For the next 24 to 36 hours, Rev Huggins was left alone in the Sumter County "drunk tank." Rev. Huggins died in a cell alone about 12:15 a.m. on December 27, 2001, due to what was believed to be diabetic ketoacidosis, a state of absolute or relative insulin deficiency aggravated by ensuing hyperglycemia, dehydration, and acidosis-producing derangements in intermediary metabolism. He was found in his cell about 2:25 a.m. by the jail staff lying face-down.
"He died on a tile floor with no one to care for him, no one thinking of him. This case is the death of a man that was profoundly mistreated," said attorney J. Edward Bell. Mr. Bell went on to say that the defendants in the lawsuit violated their own policies, which included never leaving a mentally ill patient unattended; screening inmates at the prison for such problems; and providing 24-hour medical care for the jail, among others.
Carter Elliott, head of the Police and Jail Misconduct section of the Bell Legal Group, stated that the jail nurse, an employee of Eastern Healthcare Group, never laid eyes on Rev. Huggins. According to Mr. Elliott, the evidence showed that, after the family had brought Rev. Huggins' medicine to the jail, the nurse refused to take and to administer medicine.
In an earlier separate settlement agreement, the other defendants, Tuomey Hospital, the Tuomey ER doctors, and the Sumter County Detention Center settled the case for a reported $1.7 million dollars.

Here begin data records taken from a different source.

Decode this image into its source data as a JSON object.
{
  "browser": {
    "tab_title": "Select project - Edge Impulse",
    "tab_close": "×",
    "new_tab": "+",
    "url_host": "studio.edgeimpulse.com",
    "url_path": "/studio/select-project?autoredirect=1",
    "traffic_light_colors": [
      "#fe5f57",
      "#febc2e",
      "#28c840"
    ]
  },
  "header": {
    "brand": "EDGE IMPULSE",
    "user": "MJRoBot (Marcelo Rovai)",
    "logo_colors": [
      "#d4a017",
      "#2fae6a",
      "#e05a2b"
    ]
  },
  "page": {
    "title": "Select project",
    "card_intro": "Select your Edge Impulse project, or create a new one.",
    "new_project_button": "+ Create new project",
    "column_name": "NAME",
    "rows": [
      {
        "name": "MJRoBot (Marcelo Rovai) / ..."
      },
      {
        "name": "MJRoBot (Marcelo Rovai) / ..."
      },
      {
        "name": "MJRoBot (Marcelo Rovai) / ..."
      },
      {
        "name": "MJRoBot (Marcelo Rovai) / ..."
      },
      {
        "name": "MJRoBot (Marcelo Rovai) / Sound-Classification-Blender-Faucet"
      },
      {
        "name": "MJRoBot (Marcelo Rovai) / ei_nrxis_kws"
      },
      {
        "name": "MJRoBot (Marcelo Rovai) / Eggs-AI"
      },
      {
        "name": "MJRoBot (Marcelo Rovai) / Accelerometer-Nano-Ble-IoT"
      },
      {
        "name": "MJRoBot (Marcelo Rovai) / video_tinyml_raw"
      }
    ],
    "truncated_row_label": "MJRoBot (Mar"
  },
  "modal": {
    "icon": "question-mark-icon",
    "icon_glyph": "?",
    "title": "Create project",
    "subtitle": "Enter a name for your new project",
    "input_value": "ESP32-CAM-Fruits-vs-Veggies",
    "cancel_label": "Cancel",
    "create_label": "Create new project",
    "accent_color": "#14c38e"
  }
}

Mr. Bell stated in his opening and closing argument that "this is a death which should have never happened."
Mr. J. Edward Bell, III was assisted in this case by C. Carter Elliott, Jr. and Vanessa A. Richardson of the Bell Legal Group of Georgetown, SC, and Eugene C. Fulton, Jr. of Columbia, South Carolina. For more information about this verdict, contact J. Edward Bell, III at (843)318-1216 or Rachel Ridgeway of the Law Offices of J. Edward Bell at 843-546-2408 or visit www.edbelllaw.com.
About the Bell Legal Group LLC
The attorneys and staff of the Bell Legal Group focus on select and challenging areas of law and bring 25 years litigation experience. To successfully litigate the large scale cases for which the Bell Legal Group has become known for, the firm offers its own unique reserve of capitol, resources and state of the art technology. Leaving no stone unturned while pursuing justice, the firm has built its reputation concentrating in the areas of automotive defect, medical malpractice, nursing home litigation, personal injury litigation and police misconduct cases. For more information on the Bell Legal Group LLC call 877-546-2408 or visit www.edbelllaw.com.